“If a little company of pious Christian laymen were taken prisoners and carried away to a desert, and had not among them a priest consecrated by a bishop, and were there to agree to elect one of them, born in wedlock or not, and were to order him to baptise, to celebrate the mass, to absolve, and to preach, this man would as truly be a priest, as if all the bishops and all the Popes had consecrated him.” (Luther’s Address to the German Nobility)

Note that what happens in this scenario is the constitution of a church in the wilderness. The people have the right to ordain a minister (they are not stranded without a Pope on that score); but it is the ordained minister who then has the right to officiate. Luther does not support the view that this hypothetical wilderness generation can go ahead and serve themselves, by virtue of the priesthood of all believers.

[1] There is though sometimes an undue primitivism lurking here, that says our aim should only be to recover first generation Christian practices. Even within the NT we sees aspects of development and the formalisation of church offices and structures.
[2] In the BCP text, “In the time of the plague, sweat, or such other like contagious times of sickness or diseases, when none of the Parish or neighbours can be gotten to communicate with the sick in their houses, for fear of the infection, upon special request of the diseased, the Minister may only communicate with him.”

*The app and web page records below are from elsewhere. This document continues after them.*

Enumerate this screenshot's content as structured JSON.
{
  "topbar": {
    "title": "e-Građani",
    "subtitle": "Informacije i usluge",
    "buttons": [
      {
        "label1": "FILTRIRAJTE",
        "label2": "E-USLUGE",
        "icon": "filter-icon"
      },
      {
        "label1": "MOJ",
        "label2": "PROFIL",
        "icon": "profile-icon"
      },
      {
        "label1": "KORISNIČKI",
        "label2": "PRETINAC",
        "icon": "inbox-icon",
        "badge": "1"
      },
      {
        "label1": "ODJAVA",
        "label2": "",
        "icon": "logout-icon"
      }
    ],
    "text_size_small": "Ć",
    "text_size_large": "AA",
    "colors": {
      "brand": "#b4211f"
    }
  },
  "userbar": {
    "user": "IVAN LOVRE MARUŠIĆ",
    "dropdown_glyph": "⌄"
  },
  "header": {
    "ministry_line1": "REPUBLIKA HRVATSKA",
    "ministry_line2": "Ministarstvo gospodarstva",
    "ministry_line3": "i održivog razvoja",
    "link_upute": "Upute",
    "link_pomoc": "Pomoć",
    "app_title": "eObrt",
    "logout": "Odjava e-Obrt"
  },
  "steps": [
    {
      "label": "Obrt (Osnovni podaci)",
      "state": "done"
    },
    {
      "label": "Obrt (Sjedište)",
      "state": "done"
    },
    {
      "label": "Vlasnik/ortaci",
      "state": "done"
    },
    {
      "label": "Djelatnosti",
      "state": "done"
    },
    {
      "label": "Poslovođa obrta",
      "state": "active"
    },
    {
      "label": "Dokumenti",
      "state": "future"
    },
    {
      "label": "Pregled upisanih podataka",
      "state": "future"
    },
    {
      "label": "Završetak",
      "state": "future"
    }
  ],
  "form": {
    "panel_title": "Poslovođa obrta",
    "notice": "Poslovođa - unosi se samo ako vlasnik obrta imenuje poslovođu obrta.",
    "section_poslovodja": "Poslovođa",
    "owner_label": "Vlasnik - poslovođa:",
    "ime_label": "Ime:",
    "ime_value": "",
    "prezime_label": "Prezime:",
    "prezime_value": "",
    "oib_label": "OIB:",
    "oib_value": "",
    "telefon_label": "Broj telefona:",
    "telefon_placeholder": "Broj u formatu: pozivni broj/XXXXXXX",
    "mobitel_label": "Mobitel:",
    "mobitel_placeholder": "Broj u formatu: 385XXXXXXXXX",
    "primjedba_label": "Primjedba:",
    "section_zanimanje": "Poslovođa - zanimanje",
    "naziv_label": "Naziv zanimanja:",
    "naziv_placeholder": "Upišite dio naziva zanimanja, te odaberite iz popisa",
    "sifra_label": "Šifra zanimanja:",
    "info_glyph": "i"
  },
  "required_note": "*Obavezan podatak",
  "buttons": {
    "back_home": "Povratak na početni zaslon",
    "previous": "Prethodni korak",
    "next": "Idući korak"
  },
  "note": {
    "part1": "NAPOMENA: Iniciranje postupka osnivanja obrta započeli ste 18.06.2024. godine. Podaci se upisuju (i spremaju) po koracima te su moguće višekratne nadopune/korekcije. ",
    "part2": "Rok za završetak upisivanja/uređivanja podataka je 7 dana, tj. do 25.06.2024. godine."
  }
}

[3] For my money, I think the BCP has it right: that ideally someone who is housebound and wishes to share in the Lord’s Supper could do so if a group of church members attends their home, as a microcosm of the whole body.